In my previous work life I was lucky enough to be employed in the section where the locomotive testing was carried out for the New South Wales rail system. There are certainly huge differences between testing a model and the real thing. In real life trains have to be tested under the worst case scenarios that being ruling grades and under wet conditions. Most of the testing for New South Wales is carried out on Cowan Bank near the north of Sydney on a 1 in 40 grade. Although not the steepest grade in NSW it is particularly notorious for its speed restricted approach at Hawkesbury River and sharp curves. Chuck in a few flange lubricators and a thunderstorm = recipe for disaster! Many a freight train have stalled in this section. The smartest thing the railways did in this section between Hawkesbury River and Cowan was to institute bi-directional working over both roads, although it has only been in place fairly recently. 
When testing these locos to simulate wet weather conditions a 100 litre water tank is strapped to the loco and piping worked down to be under the leading wheels. As soon as the loco hits the grade the water is turned on by the tester.
Well thank goodness we don't have to go to this extent on the models. Today I tried NA8 on the grade to see how it would handle a load. This particular loco was the first one I had sound fitted to and the weight that was supposed to be in the steam dome was replaced by the capacitors, so it is the lightest NA of the three. Using this logic if this one can handle a load then the other two NA's should be able to.
The first load trial
The first load was NA8 and six wagons behind. Although the grade is slight it had no trouble hauling this load.

So I added a few more wagons and the load was built up to 9 wagons and carriages. Again no troubles and up the grade she went. The last two carriages are both Bachmann that are lit and have wipers on the wheels which adds a bit of friction to overcome.
Third load trial and still managed!

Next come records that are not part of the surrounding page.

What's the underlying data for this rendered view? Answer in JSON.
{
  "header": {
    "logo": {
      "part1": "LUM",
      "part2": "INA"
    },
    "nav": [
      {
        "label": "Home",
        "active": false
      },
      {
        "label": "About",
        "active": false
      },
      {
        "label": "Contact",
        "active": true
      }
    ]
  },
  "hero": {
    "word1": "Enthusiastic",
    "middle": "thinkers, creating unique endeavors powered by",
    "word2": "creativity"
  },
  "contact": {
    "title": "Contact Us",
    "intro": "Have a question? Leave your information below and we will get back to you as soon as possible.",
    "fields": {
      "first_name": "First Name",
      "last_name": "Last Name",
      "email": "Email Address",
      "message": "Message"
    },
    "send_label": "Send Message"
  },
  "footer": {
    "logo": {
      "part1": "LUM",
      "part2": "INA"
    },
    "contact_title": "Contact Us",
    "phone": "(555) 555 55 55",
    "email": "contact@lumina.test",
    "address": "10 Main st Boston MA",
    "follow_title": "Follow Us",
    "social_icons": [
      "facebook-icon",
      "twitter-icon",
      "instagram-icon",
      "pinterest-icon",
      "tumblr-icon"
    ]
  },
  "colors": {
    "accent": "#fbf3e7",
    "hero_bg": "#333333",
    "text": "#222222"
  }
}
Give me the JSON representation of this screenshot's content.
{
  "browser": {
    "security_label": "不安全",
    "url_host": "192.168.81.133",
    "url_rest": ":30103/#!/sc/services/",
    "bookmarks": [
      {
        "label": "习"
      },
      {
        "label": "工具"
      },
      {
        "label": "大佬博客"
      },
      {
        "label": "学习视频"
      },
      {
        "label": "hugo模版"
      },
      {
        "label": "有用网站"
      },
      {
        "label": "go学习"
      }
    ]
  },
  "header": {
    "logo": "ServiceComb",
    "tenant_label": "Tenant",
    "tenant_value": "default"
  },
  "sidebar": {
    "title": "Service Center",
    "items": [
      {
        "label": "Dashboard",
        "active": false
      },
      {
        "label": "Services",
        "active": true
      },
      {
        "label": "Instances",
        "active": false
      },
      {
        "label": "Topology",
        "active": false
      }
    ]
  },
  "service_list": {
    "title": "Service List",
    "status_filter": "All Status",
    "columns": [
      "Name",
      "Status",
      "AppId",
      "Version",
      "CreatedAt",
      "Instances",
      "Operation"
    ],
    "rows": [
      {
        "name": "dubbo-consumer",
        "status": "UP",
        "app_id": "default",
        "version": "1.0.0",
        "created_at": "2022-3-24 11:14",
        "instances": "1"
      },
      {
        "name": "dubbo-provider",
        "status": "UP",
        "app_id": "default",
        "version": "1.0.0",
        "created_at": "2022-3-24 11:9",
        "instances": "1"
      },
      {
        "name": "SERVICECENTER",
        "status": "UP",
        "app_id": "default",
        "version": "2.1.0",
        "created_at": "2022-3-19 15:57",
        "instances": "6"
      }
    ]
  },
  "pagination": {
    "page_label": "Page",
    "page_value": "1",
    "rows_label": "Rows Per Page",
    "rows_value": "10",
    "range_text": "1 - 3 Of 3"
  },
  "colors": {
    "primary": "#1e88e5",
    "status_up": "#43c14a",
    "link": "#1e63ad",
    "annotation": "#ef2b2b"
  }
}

Well the above photo shows the limit of the load testing. After adding two more Bachmann coal hoppers poor old NA8 was starting to show a few signs of struggling at the top of the grade. When the layout is running I don't intend to run trains this long (Unless double headed or I come into possession of a G class Garrat) It seems to defeat the purpose of modelling narrow gauge if the trains are getting too long. This was a good test for the loco and surprised me how well it actually went.
Although this setup looks a bit crude it proved that these loads can be hauled. I didn't want to get all the track bed cut out and finalised and then find out it was too steep. I am not sure if there will be steeper grades at other places on the layout, time will tell, but for now all good and a successful days testing.